(Excerpts from an interface dataset)

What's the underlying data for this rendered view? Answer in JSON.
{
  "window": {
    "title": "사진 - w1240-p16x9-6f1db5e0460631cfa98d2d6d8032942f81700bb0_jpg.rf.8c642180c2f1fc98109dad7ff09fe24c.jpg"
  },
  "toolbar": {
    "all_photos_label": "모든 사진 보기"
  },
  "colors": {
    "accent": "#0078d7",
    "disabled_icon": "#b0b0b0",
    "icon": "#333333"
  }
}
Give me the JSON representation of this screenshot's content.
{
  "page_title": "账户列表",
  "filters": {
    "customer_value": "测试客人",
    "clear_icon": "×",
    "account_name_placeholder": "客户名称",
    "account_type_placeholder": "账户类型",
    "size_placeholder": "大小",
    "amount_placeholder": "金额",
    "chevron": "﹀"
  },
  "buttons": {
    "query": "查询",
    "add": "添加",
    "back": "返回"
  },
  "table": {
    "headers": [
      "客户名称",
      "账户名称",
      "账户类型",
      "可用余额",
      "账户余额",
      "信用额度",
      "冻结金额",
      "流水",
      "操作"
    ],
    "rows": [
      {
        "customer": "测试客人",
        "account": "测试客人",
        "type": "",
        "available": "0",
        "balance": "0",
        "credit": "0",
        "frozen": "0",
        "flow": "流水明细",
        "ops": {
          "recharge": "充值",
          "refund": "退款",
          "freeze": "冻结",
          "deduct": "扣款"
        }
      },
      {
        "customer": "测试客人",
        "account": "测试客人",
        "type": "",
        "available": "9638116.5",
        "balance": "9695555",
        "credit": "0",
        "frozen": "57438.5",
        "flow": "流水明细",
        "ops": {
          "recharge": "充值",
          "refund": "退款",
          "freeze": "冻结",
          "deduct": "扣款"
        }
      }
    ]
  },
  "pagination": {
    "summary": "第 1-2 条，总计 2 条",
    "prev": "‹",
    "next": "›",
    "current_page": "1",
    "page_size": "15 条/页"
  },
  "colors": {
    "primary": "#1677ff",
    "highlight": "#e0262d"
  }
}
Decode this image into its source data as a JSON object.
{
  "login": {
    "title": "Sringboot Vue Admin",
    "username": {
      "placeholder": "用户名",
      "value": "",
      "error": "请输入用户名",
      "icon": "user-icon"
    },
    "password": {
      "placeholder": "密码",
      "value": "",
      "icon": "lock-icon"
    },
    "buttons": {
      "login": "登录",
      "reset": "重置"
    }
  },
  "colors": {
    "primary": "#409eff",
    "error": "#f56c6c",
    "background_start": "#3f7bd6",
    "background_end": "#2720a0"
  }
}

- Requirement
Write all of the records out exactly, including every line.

- Task response
What's the underlying data for this rendered view? Answer in JSON.
{
  "window": {
    "title": "사진 - w1240-p16x9-6f1db5e0460631cfa98d2d6d8032942f81700bb0_jpg.rf.8c642180c2f1fc98109dad7ff09fe24c.jpg"
  },
  "toolbar": {
    "all_photos_label": "모든 사진 보기"
  },
  "colors": {
    "accent": "#0078d7",
    "disabled_icon": "#b0b0b0",
    "icon": "#333333"
  }
}
Give me the JSON representation of this screenshot's content.
{
  "page_title": "账户列表",
  "filters": {
    "customer_value": "测试客人",
    "clear_icon": "×",
    "account_name_placeholder": "客户名称",
    "account_type_placeholder": "账户类型",
    "size_placeholder": "大小",
    "amount_placeholder": "金额",
    "chevron": "﹀"
  },
  "buttons": {
    "query": "查询",
    "add": "添加",
    "back": "返回"
  },
  "table": {
    "headers": [
      "客户名称",
      "账户名称",
      "账户类型",
      "可用余额",
      "账户余额",
      "信用额度",
      "冻结金额",
      "流水",
      "操作"
    ],
    "rows": [
      {
        "customer": "测试客人",
        "account": "测试客人",
        "type": "",
        "available": "0",
        "balance": "0",
        "credit": "0",
        "frozen": "0",
        "flow": "流水明细",
        "ops": {
          "recharge": "充值",
          "refund": "退款",
          "freeze": "冻结",
          "deduct": "扣款"
        }
      },
      {
        "customer": "测试客人",
        "account": "测试客人",
        "type": "",
        "available": "9638116.5",
        "balance": "9695555",
        "credit": "0",
        "frozen": "57438.5",
        "flow": "流水明细",
        "ops": {
          "recharge": "充值",
          "refund": "退款",
          "freeze": "冻结",
          "deduct": "扣款"
        }
      }
    ]
  },
  "pagination": {
    "summary": "第 1-2 条，总计 2 条",
    "prev": "‹",
    "next": "›",
    "current_page": "1",
    "page_size": "15 条/页"
  },
  "colors": {
    "primary": "#1677ff",
    "highlight": "#e0262d"
  }
}
Decode this image into its source data as a JSON object.
{
  "login": {
    "title": "Sringboot Vue Admin",
    "username": {
      "placeholder": "用户名",
      "value": "",
      "error": "请输入用户名",
      "icon": "user-icon"
    },
    "password": {
      "placeholder": "密码",
      "value": "",
      "icon": "lock-icon"
    },
    "buttons": {
      "login": "登录",
      "reset": "重置"
    }
  },
  "colors": {
    "primary": "#409eff",
    "error": "#f56c6c",
    "background_start": "#3f7bd6",
    "background_end": "#2720a0"
  }
}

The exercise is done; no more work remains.